▸ **Exercise brief**: Only the lines holding the word "icon" are wanted; copy each of them from the listing.

..............................

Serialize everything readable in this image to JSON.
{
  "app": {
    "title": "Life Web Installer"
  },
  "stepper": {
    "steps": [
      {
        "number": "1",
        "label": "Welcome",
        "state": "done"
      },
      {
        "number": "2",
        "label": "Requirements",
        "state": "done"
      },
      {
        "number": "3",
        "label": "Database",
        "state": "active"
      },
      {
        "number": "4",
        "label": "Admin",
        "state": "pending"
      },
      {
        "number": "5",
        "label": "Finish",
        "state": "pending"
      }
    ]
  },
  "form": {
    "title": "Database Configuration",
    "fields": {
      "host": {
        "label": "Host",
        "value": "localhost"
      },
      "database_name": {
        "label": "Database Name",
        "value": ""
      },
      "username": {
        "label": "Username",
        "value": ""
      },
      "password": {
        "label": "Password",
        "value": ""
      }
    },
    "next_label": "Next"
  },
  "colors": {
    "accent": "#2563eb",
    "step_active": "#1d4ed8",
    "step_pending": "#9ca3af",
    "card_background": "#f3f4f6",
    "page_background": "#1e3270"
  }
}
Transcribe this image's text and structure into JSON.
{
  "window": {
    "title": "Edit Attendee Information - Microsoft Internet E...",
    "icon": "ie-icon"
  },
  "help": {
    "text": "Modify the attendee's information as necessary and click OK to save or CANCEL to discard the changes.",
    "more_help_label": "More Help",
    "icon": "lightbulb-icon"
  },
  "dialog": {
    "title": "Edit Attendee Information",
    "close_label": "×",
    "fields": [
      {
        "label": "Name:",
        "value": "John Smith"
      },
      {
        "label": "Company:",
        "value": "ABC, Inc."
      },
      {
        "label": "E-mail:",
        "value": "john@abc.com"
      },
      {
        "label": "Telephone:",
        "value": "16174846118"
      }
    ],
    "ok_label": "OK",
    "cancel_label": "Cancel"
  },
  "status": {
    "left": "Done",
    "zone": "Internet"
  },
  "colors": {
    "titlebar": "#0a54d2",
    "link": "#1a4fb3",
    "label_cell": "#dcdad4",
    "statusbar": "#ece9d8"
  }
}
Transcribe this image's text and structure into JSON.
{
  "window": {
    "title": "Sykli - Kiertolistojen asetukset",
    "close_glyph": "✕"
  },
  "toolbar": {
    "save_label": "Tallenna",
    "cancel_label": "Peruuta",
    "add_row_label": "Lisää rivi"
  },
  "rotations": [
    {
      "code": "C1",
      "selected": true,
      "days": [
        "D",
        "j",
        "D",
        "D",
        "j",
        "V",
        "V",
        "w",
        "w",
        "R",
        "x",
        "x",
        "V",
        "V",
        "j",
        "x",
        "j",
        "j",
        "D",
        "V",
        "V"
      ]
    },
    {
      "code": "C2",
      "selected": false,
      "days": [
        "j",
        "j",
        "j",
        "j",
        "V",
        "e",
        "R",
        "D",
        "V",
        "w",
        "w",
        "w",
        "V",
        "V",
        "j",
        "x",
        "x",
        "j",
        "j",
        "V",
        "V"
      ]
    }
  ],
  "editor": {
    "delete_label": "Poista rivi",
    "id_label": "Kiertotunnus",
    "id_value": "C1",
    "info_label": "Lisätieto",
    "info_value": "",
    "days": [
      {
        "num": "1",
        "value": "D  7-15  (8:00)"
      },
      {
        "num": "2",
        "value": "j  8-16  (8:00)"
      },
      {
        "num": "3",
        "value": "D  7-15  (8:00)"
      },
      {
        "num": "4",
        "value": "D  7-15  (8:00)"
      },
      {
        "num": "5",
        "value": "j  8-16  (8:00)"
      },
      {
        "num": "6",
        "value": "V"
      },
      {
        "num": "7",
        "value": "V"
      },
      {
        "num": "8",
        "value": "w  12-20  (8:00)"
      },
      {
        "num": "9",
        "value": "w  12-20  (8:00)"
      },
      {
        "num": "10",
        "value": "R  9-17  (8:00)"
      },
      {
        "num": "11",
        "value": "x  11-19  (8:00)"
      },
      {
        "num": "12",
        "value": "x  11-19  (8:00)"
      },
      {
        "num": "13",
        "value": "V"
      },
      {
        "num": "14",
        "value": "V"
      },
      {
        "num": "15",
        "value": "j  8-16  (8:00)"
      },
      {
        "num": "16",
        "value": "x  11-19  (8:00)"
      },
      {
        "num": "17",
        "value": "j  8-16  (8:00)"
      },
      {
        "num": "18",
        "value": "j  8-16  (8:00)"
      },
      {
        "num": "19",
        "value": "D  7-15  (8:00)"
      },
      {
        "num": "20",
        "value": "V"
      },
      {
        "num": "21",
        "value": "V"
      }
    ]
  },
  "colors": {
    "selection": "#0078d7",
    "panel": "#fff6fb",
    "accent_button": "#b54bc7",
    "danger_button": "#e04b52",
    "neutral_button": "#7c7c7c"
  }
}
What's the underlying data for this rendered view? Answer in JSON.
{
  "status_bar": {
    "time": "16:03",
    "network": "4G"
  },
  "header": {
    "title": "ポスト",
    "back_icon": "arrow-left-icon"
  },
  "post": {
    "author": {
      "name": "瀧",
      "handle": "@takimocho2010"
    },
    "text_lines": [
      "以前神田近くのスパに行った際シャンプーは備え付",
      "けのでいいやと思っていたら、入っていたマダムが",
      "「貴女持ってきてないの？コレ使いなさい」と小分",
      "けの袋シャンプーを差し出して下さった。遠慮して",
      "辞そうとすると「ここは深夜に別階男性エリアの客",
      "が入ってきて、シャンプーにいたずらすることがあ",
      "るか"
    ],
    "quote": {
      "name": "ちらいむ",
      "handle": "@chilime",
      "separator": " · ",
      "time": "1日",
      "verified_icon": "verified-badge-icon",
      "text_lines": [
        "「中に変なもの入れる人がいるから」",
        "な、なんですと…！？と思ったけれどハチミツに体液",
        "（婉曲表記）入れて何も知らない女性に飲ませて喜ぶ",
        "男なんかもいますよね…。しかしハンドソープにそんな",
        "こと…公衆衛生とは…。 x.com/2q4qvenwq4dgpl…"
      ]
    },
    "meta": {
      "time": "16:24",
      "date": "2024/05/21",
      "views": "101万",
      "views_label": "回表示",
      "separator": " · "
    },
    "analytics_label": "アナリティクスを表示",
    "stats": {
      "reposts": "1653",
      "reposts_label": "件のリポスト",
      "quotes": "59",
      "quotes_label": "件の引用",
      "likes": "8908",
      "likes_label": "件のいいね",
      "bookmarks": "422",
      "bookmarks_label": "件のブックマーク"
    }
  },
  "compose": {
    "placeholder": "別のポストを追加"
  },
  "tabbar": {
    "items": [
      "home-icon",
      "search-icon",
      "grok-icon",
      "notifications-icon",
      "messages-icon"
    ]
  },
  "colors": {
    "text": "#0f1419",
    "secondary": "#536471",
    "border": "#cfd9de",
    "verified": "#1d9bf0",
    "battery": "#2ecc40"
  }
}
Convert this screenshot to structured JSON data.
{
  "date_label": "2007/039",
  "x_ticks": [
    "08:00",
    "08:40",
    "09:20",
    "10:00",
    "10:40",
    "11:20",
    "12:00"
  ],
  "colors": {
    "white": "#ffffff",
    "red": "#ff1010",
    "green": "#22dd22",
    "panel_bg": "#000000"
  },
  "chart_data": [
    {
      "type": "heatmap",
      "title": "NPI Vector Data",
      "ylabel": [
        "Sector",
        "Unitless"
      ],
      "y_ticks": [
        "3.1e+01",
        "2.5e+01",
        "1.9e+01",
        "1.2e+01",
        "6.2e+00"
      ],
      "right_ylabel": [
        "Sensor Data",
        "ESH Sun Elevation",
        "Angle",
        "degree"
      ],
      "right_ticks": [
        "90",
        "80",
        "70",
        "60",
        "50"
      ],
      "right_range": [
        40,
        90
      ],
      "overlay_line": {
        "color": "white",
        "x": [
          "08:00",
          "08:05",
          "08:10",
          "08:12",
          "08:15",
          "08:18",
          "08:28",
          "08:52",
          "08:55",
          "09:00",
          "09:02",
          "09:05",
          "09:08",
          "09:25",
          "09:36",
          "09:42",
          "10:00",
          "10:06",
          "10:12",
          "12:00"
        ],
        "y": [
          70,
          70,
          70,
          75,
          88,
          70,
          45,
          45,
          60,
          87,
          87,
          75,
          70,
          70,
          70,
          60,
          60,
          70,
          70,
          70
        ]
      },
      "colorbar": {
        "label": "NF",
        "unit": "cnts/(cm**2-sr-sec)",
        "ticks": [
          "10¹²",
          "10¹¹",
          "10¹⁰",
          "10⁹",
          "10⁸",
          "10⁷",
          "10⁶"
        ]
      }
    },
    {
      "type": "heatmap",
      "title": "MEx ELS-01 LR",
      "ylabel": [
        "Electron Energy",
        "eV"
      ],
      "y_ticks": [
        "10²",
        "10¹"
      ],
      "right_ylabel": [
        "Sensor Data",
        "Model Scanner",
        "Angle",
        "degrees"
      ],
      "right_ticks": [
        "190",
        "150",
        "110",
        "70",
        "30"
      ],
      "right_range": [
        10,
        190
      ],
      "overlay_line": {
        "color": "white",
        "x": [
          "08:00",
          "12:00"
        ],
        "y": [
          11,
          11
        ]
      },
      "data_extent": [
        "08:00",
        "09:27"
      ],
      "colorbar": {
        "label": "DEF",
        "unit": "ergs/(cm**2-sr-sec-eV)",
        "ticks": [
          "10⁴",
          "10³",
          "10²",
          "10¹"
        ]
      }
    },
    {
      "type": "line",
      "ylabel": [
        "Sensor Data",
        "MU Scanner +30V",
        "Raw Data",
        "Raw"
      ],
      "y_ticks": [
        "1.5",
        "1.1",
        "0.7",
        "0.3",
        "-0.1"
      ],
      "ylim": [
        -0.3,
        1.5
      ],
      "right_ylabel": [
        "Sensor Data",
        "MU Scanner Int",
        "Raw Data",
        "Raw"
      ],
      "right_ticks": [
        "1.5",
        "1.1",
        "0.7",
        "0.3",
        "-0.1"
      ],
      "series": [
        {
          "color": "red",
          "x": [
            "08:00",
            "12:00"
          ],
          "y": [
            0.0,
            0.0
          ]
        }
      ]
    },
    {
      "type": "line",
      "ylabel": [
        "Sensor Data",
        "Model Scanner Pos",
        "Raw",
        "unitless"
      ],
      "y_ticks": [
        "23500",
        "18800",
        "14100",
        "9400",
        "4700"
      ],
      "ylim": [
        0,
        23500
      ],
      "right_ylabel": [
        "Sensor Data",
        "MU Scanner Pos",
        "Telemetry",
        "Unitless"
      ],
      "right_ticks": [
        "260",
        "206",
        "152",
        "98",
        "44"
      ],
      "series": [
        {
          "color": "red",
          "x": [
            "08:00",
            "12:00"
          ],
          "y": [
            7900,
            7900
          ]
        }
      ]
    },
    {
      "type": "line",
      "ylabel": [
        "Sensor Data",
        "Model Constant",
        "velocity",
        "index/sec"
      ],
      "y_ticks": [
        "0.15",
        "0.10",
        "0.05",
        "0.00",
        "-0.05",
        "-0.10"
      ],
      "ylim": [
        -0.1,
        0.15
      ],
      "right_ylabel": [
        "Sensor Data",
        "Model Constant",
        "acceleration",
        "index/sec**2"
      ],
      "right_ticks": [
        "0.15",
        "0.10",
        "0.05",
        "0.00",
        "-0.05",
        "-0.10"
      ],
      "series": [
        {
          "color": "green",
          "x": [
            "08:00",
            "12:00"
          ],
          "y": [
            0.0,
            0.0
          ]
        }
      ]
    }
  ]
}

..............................

▸ **Output for this task**:
    "icon": "ie-icon"
    "icon": "lightbulb-icon"
    "back_icon": "arrow-left-icon"
      "verified_icon": "verified-badge-icon",
      "home-icon",
      "search-icon",
      "grok-icon",
      "notifications-icon",
      "messages-icon"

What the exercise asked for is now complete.